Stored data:
==============================
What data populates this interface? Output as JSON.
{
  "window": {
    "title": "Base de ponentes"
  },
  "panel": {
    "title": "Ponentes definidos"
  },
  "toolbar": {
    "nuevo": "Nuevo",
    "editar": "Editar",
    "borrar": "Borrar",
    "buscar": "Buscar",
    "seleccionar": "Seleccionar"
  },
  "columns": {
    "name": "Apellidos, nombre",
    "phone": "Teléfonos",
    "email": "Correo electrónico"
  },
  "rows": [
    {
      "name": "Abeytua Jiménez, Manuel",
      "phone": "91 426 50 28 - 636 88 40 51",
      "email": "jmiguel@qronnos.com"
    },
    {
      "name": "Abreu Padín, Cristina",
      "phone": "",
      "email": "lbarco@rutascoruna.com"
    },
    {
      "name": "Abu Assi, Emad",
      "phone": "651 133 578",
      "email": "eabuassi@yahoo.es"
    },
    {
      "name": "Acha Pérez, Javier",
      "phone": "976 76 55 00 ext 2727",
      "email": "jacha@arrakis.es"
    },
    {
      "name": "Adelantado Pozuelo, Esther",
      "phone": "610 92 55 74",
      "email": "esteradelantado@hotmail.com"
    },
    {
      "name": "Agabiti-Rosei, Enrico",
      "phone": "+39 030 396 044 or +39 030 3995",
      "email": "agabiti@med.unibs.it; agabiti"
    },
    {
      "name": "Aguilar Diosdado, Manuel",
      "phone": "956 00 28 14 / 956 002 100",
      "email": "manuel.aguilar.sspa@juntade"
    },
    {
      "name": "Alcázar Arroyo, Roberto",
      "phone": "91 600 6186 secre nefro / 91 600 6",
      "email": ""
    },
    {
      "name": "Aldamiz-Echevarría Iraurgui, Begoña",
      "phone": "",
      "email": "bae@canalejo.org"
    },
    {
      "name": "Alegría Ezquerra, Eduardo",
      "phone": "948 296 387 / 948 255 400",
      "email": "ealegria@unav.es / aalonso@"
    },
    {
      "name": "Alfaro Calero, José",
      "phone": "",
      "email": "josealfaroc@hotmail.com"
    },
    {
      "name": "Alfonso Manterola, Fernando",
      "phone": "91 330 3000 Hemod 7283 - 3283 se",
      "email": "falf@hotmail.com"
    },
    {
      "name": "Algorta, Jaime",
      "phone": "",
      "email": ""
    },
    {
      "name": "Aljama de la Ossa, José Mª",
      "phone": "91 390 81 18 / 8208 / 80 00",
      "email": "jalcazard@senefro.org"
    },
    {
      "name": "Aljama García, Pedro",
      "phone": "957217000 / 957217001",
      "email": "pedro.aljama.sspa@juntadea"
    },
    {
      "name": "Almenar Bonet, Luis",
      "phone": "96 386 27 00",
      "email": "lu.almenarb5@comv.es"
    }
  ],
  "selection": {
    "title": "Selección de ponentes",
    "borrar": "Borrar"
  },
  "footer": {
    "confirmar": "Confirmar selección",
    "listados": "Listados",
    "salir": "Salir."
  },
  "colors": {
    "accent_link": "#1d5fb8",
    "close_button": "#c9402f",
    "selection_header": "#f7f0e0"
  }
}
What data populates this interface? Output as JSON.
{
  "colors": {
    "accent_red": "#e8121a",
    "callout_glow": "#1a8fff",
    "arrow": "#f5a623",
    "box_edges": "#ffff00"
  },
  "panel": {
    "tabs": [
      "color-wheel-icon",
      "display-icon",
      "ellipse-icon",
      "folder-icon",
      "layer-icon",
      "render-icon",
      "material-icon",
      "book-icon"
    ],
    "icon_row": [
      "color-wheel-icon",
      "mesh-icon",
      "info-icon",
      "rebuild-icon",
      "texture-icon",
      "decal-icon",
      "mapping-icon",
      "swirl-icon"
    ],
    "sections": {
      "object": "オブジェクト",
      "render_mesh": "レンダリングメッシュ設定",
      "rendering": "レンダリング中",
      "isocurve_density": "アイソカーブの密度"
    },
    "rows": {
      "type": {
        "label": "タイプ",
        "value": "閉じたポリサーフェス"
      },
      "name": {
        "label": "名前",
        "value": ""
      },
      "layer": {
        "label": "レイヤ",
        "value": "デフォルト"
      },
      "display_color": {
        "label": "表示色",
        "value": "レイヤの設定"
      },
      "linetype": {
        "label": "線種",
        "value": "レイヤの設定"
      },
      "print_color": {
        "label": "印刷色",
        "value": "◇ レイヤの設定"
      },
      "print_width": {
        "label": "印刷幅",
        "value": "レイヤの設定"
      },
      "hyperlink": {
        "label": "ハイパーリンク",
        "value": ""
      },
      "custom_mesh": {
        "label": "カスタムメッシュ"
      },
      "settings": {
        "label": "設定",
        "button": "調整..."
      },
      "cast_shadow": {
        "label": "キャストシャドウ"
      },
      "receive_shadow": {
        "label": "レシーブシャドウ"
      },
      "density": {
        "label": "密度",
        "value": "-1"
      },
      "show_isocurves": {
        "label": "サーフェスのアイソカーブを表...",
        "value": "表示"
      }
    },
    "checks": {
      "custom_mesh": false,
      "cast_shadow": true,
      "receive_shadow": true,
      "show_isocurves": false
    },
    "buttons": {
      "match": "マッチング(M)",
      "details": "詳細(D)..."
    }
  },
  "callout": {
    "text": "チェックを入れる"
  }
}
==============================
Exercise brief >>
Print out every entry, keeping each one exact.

Expected output >>
What data populates this interface? Output as JSON.
{
  "window": {
    "title": "Base de ponentes"
  },
  "panel": {
    "title": "Ponentes definidos"
  },
  "toolbar": {
    "nuevo": "Nuevo",
    "editar": "Editar",
    "borrar": "Borrar",
    "buscar": "Buscar",
    "seleccionar": "Seleccionar"
  },
  "columns": {
    "name": "Apellidos, nombre",
    "phone": "Teléfonos",
    "email": "Correo electrónico"
  },
  "rows": [
    {
      "name": "Abeytua Jiménez, Manuel",
      "phone": "91 426 50 28 - 636 88 40 51",
      "email": "jmiguel@qronnos.com"
    },
    {
      "name": "Abreu Padín, Cristina",
      "phone": "",
      "email": "lbarco@rutascoruna.com"
    },
    {
      "name": "Abu Assi, Emad",
      "phone": "651 133 578",
      "email": "eabuassi@yahoo.es"
    },
    {
      "name": "Acha Pérez, Javier",
      "phone": "976 76 55 00 ext 2727",
      "email": "jacha@arrakis.es"
    },
    {
      "name": "Adelantado Pozuelo, Esther",
      "phone": "610 92 55 74",
      "email": "esteradelantado@hotmail.com"
    },
    {
      "name": "Agabiti-Rosei, Enrico",
      "phone": "+39 030 396 044 or +39 030 3995",
      "email": "agabiti@med.unibs.it; agabiti"
    },
    {
      "name": "Aguilar Diosdado, Manuel",
      "phone": "956 00 28 14 / 956 002 100",
      "email": "manuel.aguilar.sspa@juntade"
    },
    {
      "name": "Alcázar Arroyo, Roberto",
      "phone": "91 600 6186 secre nefro / 91 600 6",
      "email": ""
    },
    {
      "name": "Aldamiz-Echevarría Iraurgui, Begoña",
      "phone": "",
      "email": "bae@canalejo.org"
    },
    {
      "name": "Alegría Ezquerra, Eduardo",
      "phone": "948 296 387 / 948 255 400",
      "email": "ealegria@unav.es / aalonso@"
    },
    {
      "name": "Alfaro Calero, José",
      "phone": "",
      "email": "josealfaroc@hotmail.com"
    },
    {
      "name": "Alfonso Manterola, Fernando",
      "phone": "91 330 3000 Hemod 7283 - 3283 se",
      "email": "falf@hotmail.com"
    },
    {
      "name": "Algorta, Jaime",
      "phone": "",
      "email": ""
    },
    {
      "name": "Aljama de la Ossa, José Mª",
      "phone": "91 390 81 18 / 8208 / 80 00",
      "email": "jalcazard@senefro.org"
    },
    {
      "name": "Aljama García, Pedro",
      "phone": "957217000 / 957217001",
      "email": "pedro.aljama.sspa@juntadea"
    },
    {
      "name": "Almenar Bonet, Luis",
      "phone": "96 386 27 00",
      "email": "lu.almenarb5@comv.es"
    }
  ],
  "selection": {
    "title": "Selección de ponentes",
    "borrar": "Borrar"
  },
  "footer": {
    "confirmar": "Confirmar selección",
    "listados": "Listados",
    "salir": "Salir."
  },
  "colors": {
    "accent_link": "#1d5fb8",
    "close_button": "#c9402f",
    "selection_header": "#f7f0e0"
  }
}
What data populates this interface? Output as JSON.
{
  "colors": {
    "accent_red": "#e8121a",
    "callout_glow": "#1a8fff",
    "arrow": "#f5a623",
    "box_edges": "#ffff00"
  },
  "panel": {
    "tabs": [
      "color-wheel-icon",
      "display-icon",
      "ellipse-icon",
      "folder-icon",
      "layer-icon",
      "render-icon",
      "material-icon",
      "book-icon"
    ],
    "icon_row": [
      "color-wheel-icon",
      "mesh-icon",
      "info-icon",
      "rebuild-icon",
      "texture-icon",
      "decal-icon",
      "mapping-icon",
      "swirl-icon"
    ],
    "sections": {
      "object": "オブジェクト",
      "render_mesh": "レンダリングメッシュ設定",
      "rendering": "レンダリング中",
      "isocurve_density": "アイソカーブの密度"
    },
    "rows": {
      "type": {
        "label": "タイプ",
        "value": "閉じたポリサーフェス"
      },
      "name": {
        "label": "名前",
        "value": ""
      },
      "layer": {
        "label": "レイヤ",
        "value": "デフォルト"
      },
      "display_color": {
        "label": "表示色",
        "value": "レイヤの設定"
      },
      "linetype": {
        "label": "線種",
        "value": "レイヤの設定"
      },
      "print_color": {
        "label": "印刷色",
        "value": "◇ レイヤの設定"
      },
      "print_width": {
        "label": "印刷幅",
        "value": "レイヤの設定"
      },
      "hyperlink": {
        "label": "ハイパーリンク",
        "value": ""
      },
      "custom_mesh": {
        "label": "カスタムメッシュ"
      },
      "settings": {
        "label": "設定",
        "button": "調整..."
      },
      "cast_shadow": {
        "label": "キャストシャドウ"
      },
      "receive_shadow": {
        "label": "レシーブシャドウ"
      },
      "density": {
        "label": "密度",
        "value": "-1"
      },
      "show_isocurves": {
        "label": "サーフェスのアイソカーブを表...",
        "value": "表示"
      }
    },
    "checks": {
      "custom_mesh": false,
      "cast_shadow": true,
      "receive_shadow": true,
      "show_isocurves": false
    },
    "buttons": {
      "match": "マッチング(M)",
      "details": "詳細(D)..."
    }
  },
  "callout": {
    "text": "チェックを入れる"
  }
}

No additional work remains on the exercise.